**TASK PROMPT:**
Please write out the data below once more, exactly as it stands.

**STUDY MATERIAL:**
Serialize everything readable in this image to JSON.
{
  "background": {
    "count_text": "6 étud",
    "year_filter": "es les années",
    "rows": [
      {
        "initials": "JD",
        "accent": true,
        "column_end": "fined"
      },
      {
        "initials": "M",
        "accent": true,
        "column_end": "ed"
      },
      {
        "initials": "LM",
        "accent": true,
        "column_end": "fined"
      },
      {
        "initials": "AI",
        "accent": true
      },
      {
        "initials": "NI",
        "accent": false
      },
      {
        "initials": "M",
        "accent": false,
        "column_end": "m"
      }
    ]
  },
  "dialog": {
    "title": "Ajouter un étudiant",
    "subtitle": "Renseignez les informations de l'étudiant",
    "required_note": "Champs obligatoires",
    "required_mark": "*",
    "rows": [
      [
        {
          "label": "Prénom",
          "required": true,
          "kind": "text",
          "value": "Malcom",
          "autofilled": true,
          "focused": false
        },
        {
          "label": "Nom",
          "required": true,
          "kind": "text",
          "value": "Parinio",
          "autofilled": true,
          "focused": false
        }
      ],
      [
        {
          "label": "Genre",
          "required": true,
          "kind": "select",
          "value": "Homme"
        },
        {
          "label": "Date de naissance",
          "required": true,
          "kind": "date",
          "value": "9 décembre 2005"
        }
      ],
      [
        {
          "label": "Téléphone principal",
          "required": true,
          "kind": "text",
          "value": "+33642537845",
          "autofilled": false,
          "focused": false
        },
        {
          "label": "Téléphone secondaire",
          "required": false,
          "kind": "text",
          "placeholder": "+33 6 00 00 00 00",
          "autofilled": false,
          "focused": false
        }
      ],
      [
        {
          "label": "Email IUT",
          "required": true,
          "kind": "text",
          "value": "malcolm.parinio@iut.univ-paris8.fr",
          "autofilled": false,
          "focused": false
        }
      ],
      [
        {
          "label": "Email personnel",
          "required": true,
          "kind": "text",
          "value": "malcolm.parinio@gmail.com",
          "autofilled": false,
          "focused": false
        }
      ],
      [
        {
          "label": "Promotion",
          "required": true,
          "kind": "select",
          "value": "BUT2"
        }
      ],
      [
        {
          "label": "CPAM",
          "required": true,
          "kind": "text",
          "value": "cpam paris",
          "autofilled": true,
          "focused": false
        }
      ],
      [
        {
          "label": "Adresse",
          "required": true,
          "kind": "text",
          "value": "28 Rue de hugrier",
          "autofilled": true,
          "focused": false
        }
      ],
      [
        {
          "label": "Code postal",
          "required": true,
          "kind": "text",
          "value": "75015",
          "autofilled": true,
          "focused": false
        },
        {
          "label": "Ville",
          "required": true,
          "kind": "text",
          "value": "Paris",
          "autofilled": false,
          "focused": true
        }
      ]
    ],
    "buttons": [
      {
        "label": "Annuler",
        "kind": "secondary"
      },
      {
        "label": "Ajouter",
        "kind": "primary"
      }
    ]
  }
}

**COMPLETED TASK:**
Serialize everything readable in this image to JSON.
{
  "background": {
    "count_text": "6 étud",
    "year_filter": "es les années",
    "rows": [
      {
        "initials": "JD",
        "accent": true,
        "column_end": "fined"
      },
      {
        "initials": "M",
        "accent": true,
        "column_end": "ed"
      },
      {
        "initials": "LM",
        "accent": true,
        "column_end": "fined"
      },
      {
        "initials": "AI",
        "accent": true
      },
      {
        "initials": "NI",
        "accent": false
      },
      {
        "initials": "M",
        "accent": false,
        "column_end": "m"
      }
    ]
  },
  "dialog": {
    "title": "Ajouter un étudiant",
    "subtitle": "Renseignez les informations de l'étudiant",
    "required_note": "Champs obligatoires",
    "required_mark": "*",
    "rows": [
      [
        {
          "label": "Prénom",
          "required": true,
          "kind": "text",
          "value": "Malcom",
          "autofilled": true,
          "focused": false
        },
        {
          "label": "Nom",
          "required": true,
          "kind": "text",
          "value": "Parinio",
          "autofilled": true,
          "focused": false
        }
      ],
      [
        {
          "label": "Genre",
          "required": true,
          "kind": "select",
          "value": "Homme"
        },
        {
          "label": "Date de naissance",
          "required": true,
          "kind": "date",
          "value": "9 décembre 2005"
        }
      ],
      [
        {
          "label": "Téléphone principal",
          "required": true,
          "kind": "text",
          "value": "+33642537845",
          "autofilled": false,
          "focused": false
        },
        {
          "label": "Téléphone secondaire",
          "required": false,
          "kind": "text",
          "placeholder": "+33 6 00 00 00 00",
          "autofilled": false,
          "focused": false
        }
      ],
      [
        {
          "label": "Email IUT",
          "required": true,
          "kind": "text",
          "value": "malcolm.parinio@iut.univ-paris8.fr",
          "autofilled": false,
          "focused": false
        }
      ],
      [
        {
          "label": "Email personnel",
          "required": true,
          "kind": "text",
          "value": "malcolm.parinio@gmail.com",
          "autofilled": false,
          "focused": false
        }
      ],
      [
        {
          "label": "Promotion",
          "required": true,
          "kind": "select",
          "value": "BUT2"
        }
      ],
      [
        {
          "label": "CPAM",
          "required": true,
          "kind": "text",
          "value": "cpam paris",
          "autofilled": true,
          "focused": false
        }
      ],
      [
        {
          "label": "Adresse",
          "required": true,
          "kind": "text",
          "value": "28 Rue de hugrier",
          "autofilled": true,
          "focused": false
        }
      ],
      [
        {
          "label": "Code postal",
          "required": true,
          "kind": "text",
          "value": "75015",
          "autofilled": true,
          "focused": false
        },
        {
          "label": "Ville",
          "required": true,
          "kind": "text",
          "value": "Paris",
          "autofilled": false,
          "focused": true
        }
      ]
    ],
    "buttons": [
      {
        "label": "Annuler",
        "kind": "secondary"
      },
      {
        "label": "Ajouter",
        "kind": "primary"
      }
    ]
  }
}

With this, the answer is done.